LIFE-Nature Project “Enhancing habitat for the Iberian Lynx and Black Vulture in SE Portugal”
Our tours to the Sierra de Andujar region of Spain have an excellent chance of seeing the beatiful Iberian Lynx. The Iberian Lynx is one of rarest cats in the world with a world population of around just 200 animals. It is classed as critically endangered (IUCN red list category) . However, the good news is that in recent years, the population seems to have increased slightly thanks to a captive breeding programme through the Lynx Life Project and good densities of prey (rabbits). Work is also being done in Portugal to try and secure Iberian Lynx habitat through close liaision and agreements with estate owners in the regions where the Iberian Lynx lives. Rabbits are one of the most important prey items for the lynx and they need large areas to hunt, so it is vital that these wild areas of Mediterranean woodland and scrub where the lynx can still be found, remain wild. The main threats to the Iberian Lynx are: habitat destruction and fragmentation – over-development, prey shortage (rabbits) – associated with habitat degradation and disease and Traffic – construction of roads through key lynx territories. Twelve deaths alone from roads in 2005. By joining us in December, we will make donations to the LIFE-Nature Project which is trying to secure a brighter future for the Iberian Lynx and the Black Vulture (both of which we see on the tour) in Portugal. Although they are species with very distinct appearances and habits, the Iberian lynx and the Black Vulture have a lot in common – they share the habitat where they live, the prey they feed (wild rabbit), and many threats that, over time, led them to share the conservation status of Critically Endangered in Portugal.
SEO / BIRDLIFE Northern Bald Ibis Conservation Program
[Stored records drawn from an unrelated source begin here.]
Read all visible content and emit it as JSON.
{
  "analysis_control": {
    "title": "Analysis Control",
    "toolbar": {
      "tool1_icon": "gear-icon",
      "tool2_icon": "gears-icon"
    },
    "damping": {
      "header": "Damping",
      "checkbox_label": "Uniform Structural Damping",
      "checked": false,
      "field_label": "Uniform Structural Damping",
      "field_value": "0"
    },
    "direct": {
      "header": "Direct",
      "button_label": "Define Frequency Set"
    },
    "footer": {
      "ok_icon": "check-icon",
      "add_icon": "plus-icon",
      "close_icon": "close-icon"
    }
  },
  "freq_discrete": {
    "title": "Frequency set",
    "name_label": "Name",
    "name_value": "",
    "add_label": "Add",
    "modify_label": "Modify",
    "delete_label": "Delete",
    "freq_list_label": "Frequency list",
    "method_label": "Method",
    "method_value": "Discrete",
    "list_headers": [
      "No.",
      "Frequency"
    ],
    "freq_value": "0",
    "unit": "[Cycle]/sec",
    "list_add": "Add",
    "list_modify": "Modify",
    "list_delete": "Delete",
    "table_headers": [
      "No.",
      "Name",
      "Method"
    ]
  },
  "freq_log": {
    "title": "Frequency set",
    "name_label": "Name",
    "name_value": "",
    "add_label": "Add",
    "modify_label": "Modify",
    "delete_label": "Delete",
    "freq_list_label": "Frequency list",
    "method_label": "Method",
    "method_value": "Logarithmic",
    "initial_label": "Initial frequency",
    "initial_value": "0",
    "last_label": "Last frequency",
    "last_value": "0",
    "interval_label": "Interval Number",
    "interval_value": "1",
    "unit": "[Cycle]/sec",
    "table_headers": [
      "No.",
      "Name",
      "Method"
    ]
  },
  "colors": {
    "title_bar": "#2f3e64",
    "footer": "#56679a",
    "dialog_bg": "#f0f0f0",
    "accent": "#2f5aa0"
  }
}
The Northern Bald Ibis is critically endangered with an adult population believed to be little over 100 breeding pairs therefore making it one of the rarest birds in the world, with 95% of the population found in Morocco. Therefore our tour here in March 2013 shall be donating money to an ongoing research project between SEO (Sociedad Española de Ornitología) and the local conservation authorities particularly the Souss-Massa National Park, with the strong commitment from the RSPB. The project has been running for around 14 years and SEO/BirdLife is supporting a dedicated team of local wardens who are deeply involved in the protection and scientific monitoring of the species. Knowledge on seasonal movements outside the National Park and neighbouring areas is very limited with known sightings recorded regularly at places as far as 700 km north in Tetuan or 1200 km down South in Mauritania. The main known threats for the species is the increase in the construction of hotels and vacation homes to the breeding and feeding areas as well as increased levels of disturbance. Therefore, improving knowledge on the species range and movements is essential for the survival of the species. Our donation shall go directly to help with GPS satellite tagging and wardening of sites to reduce disturbance.